Hello, my name is Benjamin Thomas and I am with Guardian Digital, Inc, the primary sponsor of LinuxSecurity.com Welcome to the first of the "Getting to know Linux Security" series tutorials that will be featured on our site. Today's topic is file permissions. This lesson is primarly intended for those users who are just getting started, and other wishing to brush up old skills. The examples I show you today are from a typical Linux command line. Today, I'll be using EnGarde Secure Linux. More information about this distribution can be found at Guardian Digital.com and it can be downloaded at EnGardeLinux.org.
Lets Begin. To see a listing of files in a directory, execute the command 'ls'. As you'll see, there are no files in the temporary directory that I'm using. Let's first create several files.
touch file1 file2 file3
The command 'ls' then shows the files we have created. A more informative way to show the files is ls -la. The 'l' switch lists files in long format, and the 'a' switch lists all files, including hidden ones.
Lets look at file1 (select line) The first field reprents the file's type. For regular files this is always a dash, for directories, it will be reprented as a d. (There are other's, but beyond the scope of this lesson) The next nine represent the file's permission. The the number of 'hard' links to the file, the file owner's username, the owner's group, the file's size, its modification date and time, and the file's name.
Lets examine the permission field closer. The first three blocks represents the access granted to the file's owner. The next three, represent access granted to other group members, and the last three represent everyone else's level of access. The possibilities for permissions include:
r - read
w - write
x - execute
- - no permission
If you are the owner of a file, you have the ability to change its permissions with the chmod command. There are several ways chmod can be used, however in today's lesson I will only focus on the octal system. The first number represents the owner's permission, the 2nd represents the groups permission, and the last one' represents the world's or everyone's access. The permission is calculated using simple arimetic. 1 is for exectute permission 2 is for write permission 4 is for read permission
The permission is set using the chmod command:
chmod 755 file1
You may asking, but what does 755 mean? 7 comes from 1 + 2 + 4. 5 comes from 1 + 4. This means that the file's owner has read, write, and execute permission, but group and world only have read and execute.
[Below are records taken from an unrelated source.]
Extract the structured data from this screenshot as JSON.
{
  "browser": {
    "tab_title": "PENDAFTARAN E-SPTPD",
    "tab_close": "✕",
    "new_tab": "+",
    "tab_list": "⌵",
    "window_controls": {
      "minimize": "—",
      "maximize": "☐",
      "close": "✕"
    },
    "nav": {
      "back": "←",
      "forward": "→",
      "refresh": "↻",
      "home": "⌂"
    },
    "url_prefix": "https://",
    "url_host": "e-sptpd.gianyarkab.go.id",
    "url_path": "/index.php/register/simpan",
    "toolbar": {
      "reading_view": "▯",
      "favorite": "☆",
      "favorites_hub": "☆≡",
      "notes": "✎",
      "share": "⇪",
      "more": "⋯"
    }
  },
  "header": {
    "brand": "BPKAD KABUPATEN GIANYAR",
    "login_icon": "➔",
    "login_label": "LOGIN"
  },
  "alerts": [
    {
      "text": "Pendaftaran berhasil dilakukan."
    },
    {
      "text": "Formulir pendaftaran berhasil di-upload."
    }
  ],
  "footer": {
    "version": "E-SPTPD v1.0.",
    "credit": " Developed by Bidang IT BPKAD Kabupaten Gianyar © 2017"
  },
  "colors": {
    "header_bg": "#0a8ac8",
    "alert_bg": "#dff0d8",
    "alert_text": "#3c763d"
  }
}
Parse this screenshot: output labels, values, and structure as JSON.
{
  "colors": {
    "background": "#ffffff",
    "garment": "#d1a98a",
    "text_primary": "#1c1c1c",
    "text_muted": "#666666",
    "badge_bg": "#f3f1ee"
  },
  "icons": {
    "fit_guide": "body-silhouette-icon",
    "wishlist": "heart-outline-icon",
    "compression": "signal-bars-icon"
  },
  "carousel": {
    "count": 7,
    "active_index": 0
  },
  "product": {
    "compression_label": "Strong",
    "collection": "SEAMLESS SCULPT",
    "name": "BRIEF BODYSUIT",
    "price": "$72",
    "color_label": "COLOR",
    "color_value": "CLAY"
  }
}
Overtime you'll find that this method of setting permissions becomes natural. After getting comfortable with this method you'll find that Linux permisssion aren't difficult at all to understand.
This guide has been sponsored by Guardian Digital, creators of EnGarde Secure Linux. www.guardiandigital.com